Saint Micheal is the patron saint of the town of Caltanissetta. His feast is on September 29th. According to tradition, his cult comes from a legend. In 1625, during the great plague epidemic, most of the Italian peninsula was hit. Caltanissetta was an agricultural town, surrounded by countryside, caves, hilly landscape typical of the Sicilian hinterland. A monastery of Capuchin friars was built on a hillside. One of them, Friar Francesco Giarratana, looking out from the window of his cell, saw St. Michael appear in the sky; almost unbelieving, he stayed watching and noticed the Saint with his sword unsheathed, as if he wanted to stop someone.
The following day, the notables of the city went to see the point of the apparition, not far away outside the walls of Caltanissetta, and in that very place they saw a small cave with a dead person, killed by the plague. St. Micheal had blocked the unhealthy man before he could enter the city, thus stopping the epidemic outbreak. From that time, the Archangel was declared protector of the city. At the same point where the cave stood, a church was erected, which is still dedicated to St. Michael the Archangel.
As a matter of fact, according to some historical events and references, the patron saint has a slightly more pagan background.

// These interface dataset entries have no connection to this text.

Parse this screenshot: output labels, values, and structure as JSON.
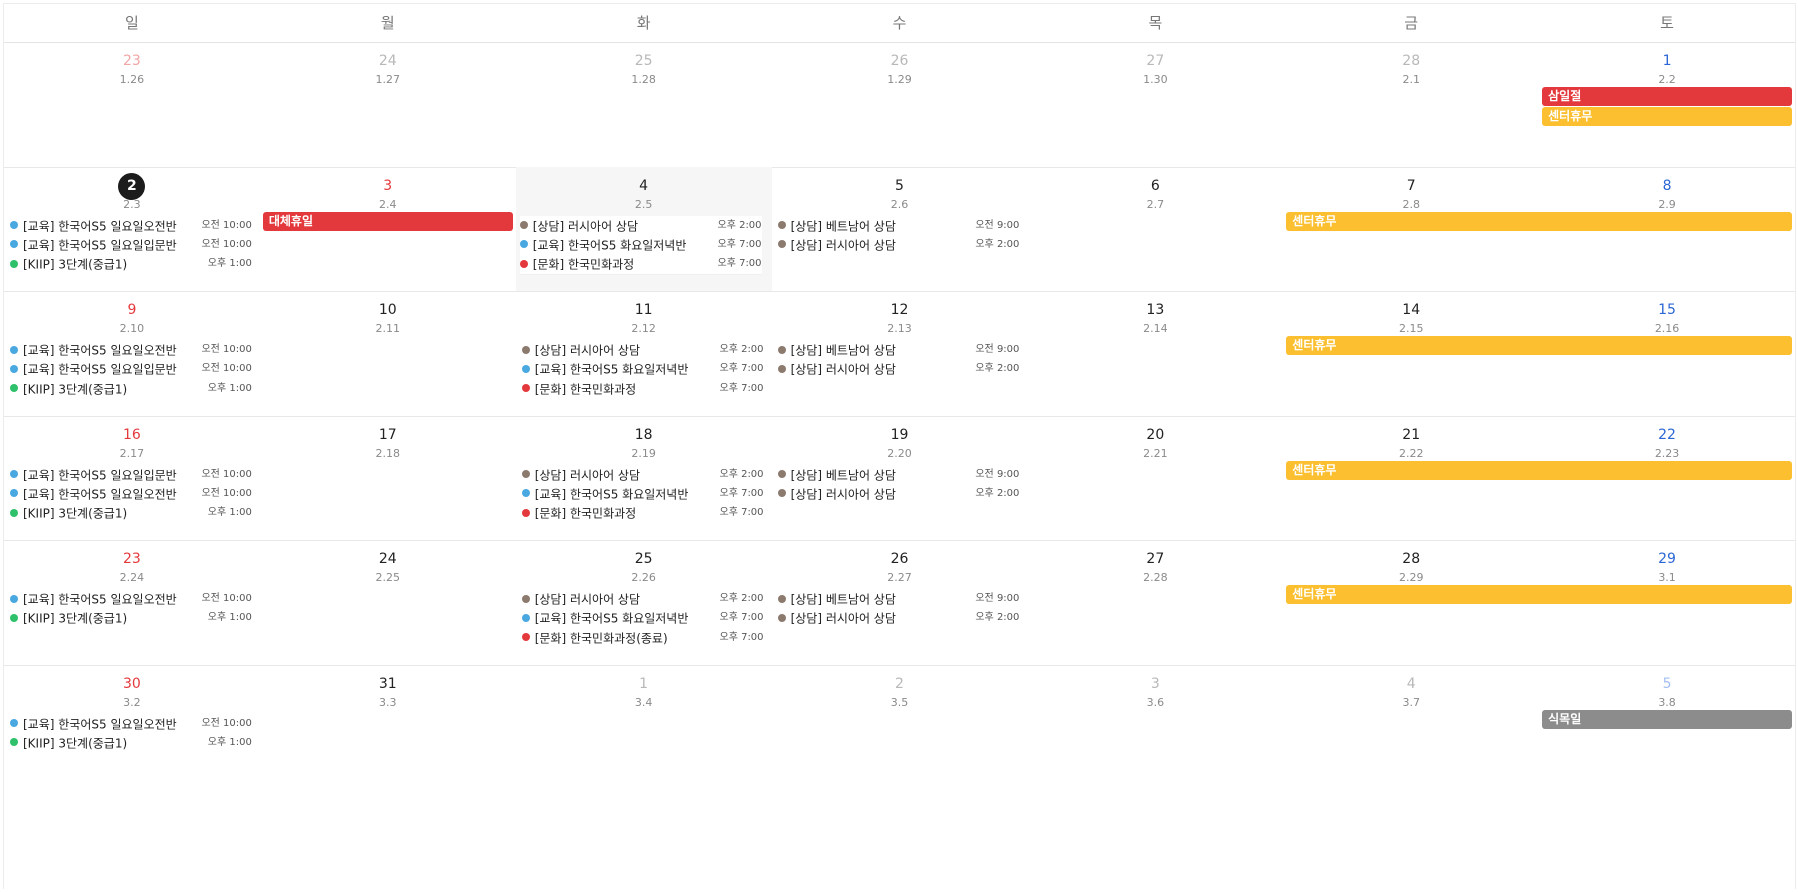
{
  "colors": {
    "edu": "#4aa8e0",
    "consult": "#8c7a6e",
    "kiip": "#2ec06a",
    "culture": "#e4393c",
    "holiday_red": "#e4393c",
    "closure_yellow": "#fcbf2f",
    "arbor_gray": "#8c8c8c"
  },
  "weekdays": [
    "일",
    "월",
    "화",
    "수",
    "목",
    "금",
    "토"
  ],
  "weeks": [
    {
      "days": [
        {
          "num": "23",
          "lunar": "1.26",
          "other": true
        },
        {
          "num": "24",
          "lunar": "1.27",
          "other": true
        },
        {
          "num": "25",
          "lunar": "1.28",
          "other": true
        },
        {
          "num": "26",
          "lunar": "1.29",
          "other": true
        },
        {
          "num": "27",
          "lunar": "1.30",
          "other": true
        },
        {
          "num": "28",
          "lunar": "2.1",
          "other": true
        },
        {
          "num": "1",
          "lunar": "2.2",
          "other": false
        }
      ],
      "bars": [
        {
          "title": "삼일절",
          "startCol": 6,
          "span": 1,
          "lane": 0,
          "color": "holiday_red"
        },
        {
          "title": "센터휴무",
          "startCol": 6,
          "span": 1,
          "lane": 1,
          "color": "closure_yellow"
        }
      ],
      "events": []
    },
    {
      "days": [
        {
          "num": "2",
          "lunar": "2.3",
          "other": false,
          "today": true
        },
        {
          "num": "3",
          "lunar": "2.4",
          "other": false,
          "holiday": true
        },
        {
          "num": "4",
          "lunar": "2.5",
          "other": false,
          "highlight": true
        },
        {
          "num": "5",
          "lunar": "2.6",
          "other": false
        },
        {
          "num": "6",
          "lunar": "2.7",
          "other": false
        },
        {
          "num": "7",
          "lunar": "2.8",
          "other": false
        },
        {
          "num": "8",
          "lunar": "2.9",
          "other": false
        }
      ],
      "bars": [
        {
          "title": "대체휴일",
          "startCol": 1,
          "span": 1,
          "lane": 0,
          "color": "holiday_red"
        },
        {
          "title": "센터휴무",
          "startCol": 5,
          "span": 2,
          "lane": 0,
          "color": "closure_yellow"
        }
      ],
      "events": [
        {
          "col": 0,
          "lane": 0,
          "cat": "edu",
          "title": "[교육] 한국어S5 일요일오전반",
          "time": "오전 10:00"
        },
        {
          "col": 0,
          "lane": 1,
          "cat": "edu",
          "title": "[교육] 한국어S5 일요일입문반",
          "time": "오전 10:00"
        },
        {
          "col": 0,
          "lane": 2,
          "cat": "kiip",
          "title": "[KIIP] 3단계(중급1)",
          "time": "오후 1:00"
        },
        {
          "col": 2,
          "lane": 0,
          "cat": "consult",
          "title": "[상담] 러시아어 상담",
          "time": "오후 2:00",
          "boxed": true
        },
        {
          "col": 2,
          "lane": 1,
          "cat": "edu",
          "title": "[교육] 한국어S5 화요일저녁반",
          "time": "오후 7:00",
          "boxed": true
        },
        {
          "col": 2,
          "lane": 2,
          "cat": "culture",
          "title": "[문화] 한국민화과정",
          "time": "오후 7:00",
          "boxed": true
        },
        {
          "col": 3,
          "lane": 0,
          "cat": "consult",
          "title": "[상담] 베트남어 상담",
          "time": "오전 9:00"
        },
        {
          "col": 3,
          "lane": 1,
          "cat": "consult",
          "title": "[상담] 러시아어 상담",
          "time": "오후 2:00"
        }
      ]
    },
    {
      "days": [
        {
          "num": "9",
          "lunar": "2.10",
          "other": false
        },
        {
          "num": "10",
          "lunar": "2.11",
          "other": false
        },
        {
          "num": "11",
          "lunar": "2.12",
          "other": false
        },
        {
          "num": "12",
          "lunar": "2.13",
          "other": false
        },
        {
          "num": "13",
          "lunar": "2.14",
          "other": false
        },
        {
          "num": "14",
          "lunar": "2.15",
          "other": false
        },
        {
          "num": "15",
          "lunar": "2.16",
          "other": false
        }
      ],
      "bars": [
        {
          "title": "센터휴무",
          "startCol": 5,
          "span": 2,
          "lane": 0,
          "color": "closure_yellow"
        }
      ],
      "events": [
        {
          "col": 0,
          "lane": 0,
          "cat": "edu",
          "title": "[교육] 한국어S5 일요일오전반",
          "time": "오전 10:00"
        },
        {
          "col": 0,
          "lane": 1,
          "cat": "edu",
          "title": "[교육] 한국어S5 일요일입문반",
          "time": "오전 10:00"
        },
        {
          "col": 0,
          "lane": 2,
          "cat": "kiip",
          "title": "[KIIP] 3단계(중급1)",
          "time": "오후 1:00"
        },
        {
          "col": 2,
          "lane": 0,
          "cat": "consult",
          "title": "[상담] 러시아어 상담",
          "time": "오후 2:00"
        },
        {
          "col": 2,
          "lane": 1,
          "cat": "edu",
          "title": "[교육] 한국어S5 화요일저녁반",
          "time": "오후 7:00"
        },
        {
          "col": 2,
          "lane": 2,
          "cat": "culture",
          "title": "[문화] 한국민화과정",
          "time": "오후 7:00"
        },
        {
          "col": 3,
          "lane": 0,
          "cat": "consult",
          "title": "[상담] 베트남어 상담",
          "time": "오전 9:00"
        },
        {
          "col": 3,
          "lane": 1,
          "cat": "consult",
          "title": "[상담] 러시아어 상담",
          "time": "오후 2:00"
        }
      ]
    },
    {
      "days": [
        {
          "num": "16",
          "lunar": "2.17",
          "other": false
        },
        {
          "num": "17",
          "lunar": "2.18",
          "other": false
        },
        {
          "num": "18",
          "lunar": "2.19",
          "other": false
        },
        {
          "num": "19",
          "lunar": "2.20",
          "other": false
        },
        {
          "num": "20",
          "lunar": "2.21",
          "other": false
        },
        {
          "num": "21",
          "lunar": "2.22",
          "other": false
        },
        {
          "num": "22",
          "lunar": "2.23",
          "other": false
        }
      ],
      "bars": [
        {
          "title": "센터휴무",
          "startCol": 5,
          "span": 2,
          "lane": 0,
          "color": "closure_yellow"
        }
      ],
      "events": [
        {
          "col": 0,
          "lane": 0,
          "cat": "edu",
          "title": "[교육] 한국어S5 일요일입문반",
          "time": "오전 10:00"
        },
        {
          "col": 0,
          "lane": 1,
          "cat": "edu",
          "title": "[교육] 한국어S5 일요일오전반",
          "time": "오전 10:00"
        },
        {
          "col": 0,
          "lane": 2,
          "cat": "kiip",
          "title": "[KIIP] 3단계(중급1)",
          "time": "오후 1:00"
        },
        {
          "col": 2,
          "lane": 0,
          "cat": "consult",
          "title": "[상담] 러시아어 상담",
          "time": "오후 2:00"
        },
        {
          "col": 2,
          "lane": 1,
          "cat": "edu",
          "title": "[교육] 한국어S5 화요일저녁반",
          "time": "오후 7:00"
        },
        {
          "col": 2,
          "lane": 2,
          "cat": "culture",
          "title": "[문화] 한국민화과정",
          "time": "오후 7:00"
        },
        {
          "col": 3,
          "lane": 0,
          "cat": "consult",
          "title": "[상담] 베트남어 상담",
          "time": "오전 9:00"
        },
        {
          "col": 3,
          "lane": 1,
          "cat": "consult",
          "title": "[상담] 러시아어 상담",
          "time": "오후 2:00"
        }
      ]
    },
    {
      "days": [
        {
          "num": "23",
          "lunar": "2.24",
          "other": false
        },
        {
          "num": "24",
          "lunar": "2.25",
          "other": false
        },
        {
          "num": "25",
          "lunar": "2.26",
          "other": false
        },
        {
          "num": "26",
          "lunar": "2.27",
          "other": false
        },
        {
          "num": "27",
          "lunar": "2.28",
          "other": false
        },
        {
          "num": "28",
          "lunar": "2.29",
          "other": false
        },
        {
          "num": "29",
          "lunar": "3.1",
          "other": false
        }
      ],
      "bars": [
        {
          "title": "센터휴무",
          "startCol": 5,
          "span": 2,
          "lane": 0,
          "color": "closure_yellow"
        }
      ],
      "events": [
        {
          "col": 0,
          "lane": 0,
          "cat": "edu",
          "title": "[교육] 한국어S5 일요일오전반",
          "time": "오전 10:00"
        },
        {
          "col": 0,
          "lane": 1,
          "cat": "kiip",
          "title": "[KIIP] 3단계(중급1)",
          "time": "오후 1:00"
        },
        {
          "col": 2,
          "lane": 0,
          "cat": "consult",
          "title": "[상담] 러시아어 상담",
          "time": "오후 2:00"
        },
        {
          "col": 2,
          "lane": 1,
          "cat": "edu",
          "title": "[교육] 한국어S5 화요일저녁반",
          "time": "오후 7:00"
        },
        {
          "col": 2,
          "lane": 2,
          "cat": "culture",
          "title": "[문화] 한국민화과정(종료)",
          "time": "오후 7:00"
        },
        {
          "col": 3,
          "lane": 0,
          "cat": "consult",
          "title": "[상담] 베트남어 상담",
          "time": "오전 9:00"
        },
        {
          "col": 3,
          "lane": 1,
          "cat": "consult",
          "title": "[상담] 러시아어 상담",
          "time": "오후 2:00"
        }
      ]
    },
    {
      "days": [
        {
          "num": "30",
          "lunar": "3.2",
          "other": false
        },
        {
          "num": "31",
          "lunar": "3.3",
          "other": false
        },
        {
          "num": "1",
          "lunar": "3.4",
          "other": true
        },
        {
          "num": "2",
          "lunar": "3.5",
          "other": true
        },
        {
          "num": "3",
          "lunar": "3.6",
          "other": true
        },
        {
          "num": "4",
          "lunar": "3.7",
          "other": true
        },
        {
          "num": "5",
          "lunar": "3.8",
          "other": true
        }
      ],
      "bars": [
        {
          "title": "식목일",
          "startCol": 6,
          "span": 1,
          "lane": 0,
          "color": "arbor_gray"
        }
      ],
      "events": [
        {
          "col": 0,
          "lane": 0,
          "cat": "edu",
          "title": "[교육] 한국어S5 일요일오전반",
          "time": "오전 10:00"
        },
        {
          "col": 0,
          "lane": 1,
          "cat": "kiip",
          "title": "[KIIP] 3단계(중급1)",
          "time": "오후 1:00"
        }
      ]
    }
  ]
}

It was born around the middle of the 16th century, when the Palio dedicated to St. Micheal was held, with an adjoining fair.
Since September was the period of wheat sowing, farmers could understand with a certainty at the limit of imagination, the climate that would have the winter to follow, according to the direction of the wind during the procession of the patron saint.
This belief continued until a few decades ago; the citizens, gathered in the square for the procession and at the end of it, flew some luminous lanterns to see in which direction the wind pulled. hat would have been the direction of the wind throughout the year until the harvest.
The statue of Saint Micheal, built in 1627 by Stefano Livolsi, is preserved in a chapel to the left of the main altar of the Cathedral of Santa Maria la Nova. The saint is “vistutu di casa” (home-made dress) and wears a cloak that remains on his back only to be placed inside the chapel. Before the procession the dress changes and the saint wear “u vistitu bonu” (the good dress), that is a larger cloak, donated by a devotee as a sign of gratitude to the Saint.The procession expands through the streets of the old town center, where the Archangel is brought by the faithful along an established path. At the end, the spectacular fireworks close the procession while St. Michael enters the cathedral.
Today, the festival is one of the most important events in Caltanissetta surrounded by an inevitable trade fair and a large funfair. To commemorate the day of the apparition, another procession takes place, precisely on May 8, in which St. Micheal is brought from the Cathedral to the the church dedicated to him, and then returns to the Mother Church a few days later.
Copyright photos: Luca Miccichè
Article written by: L. Miccichè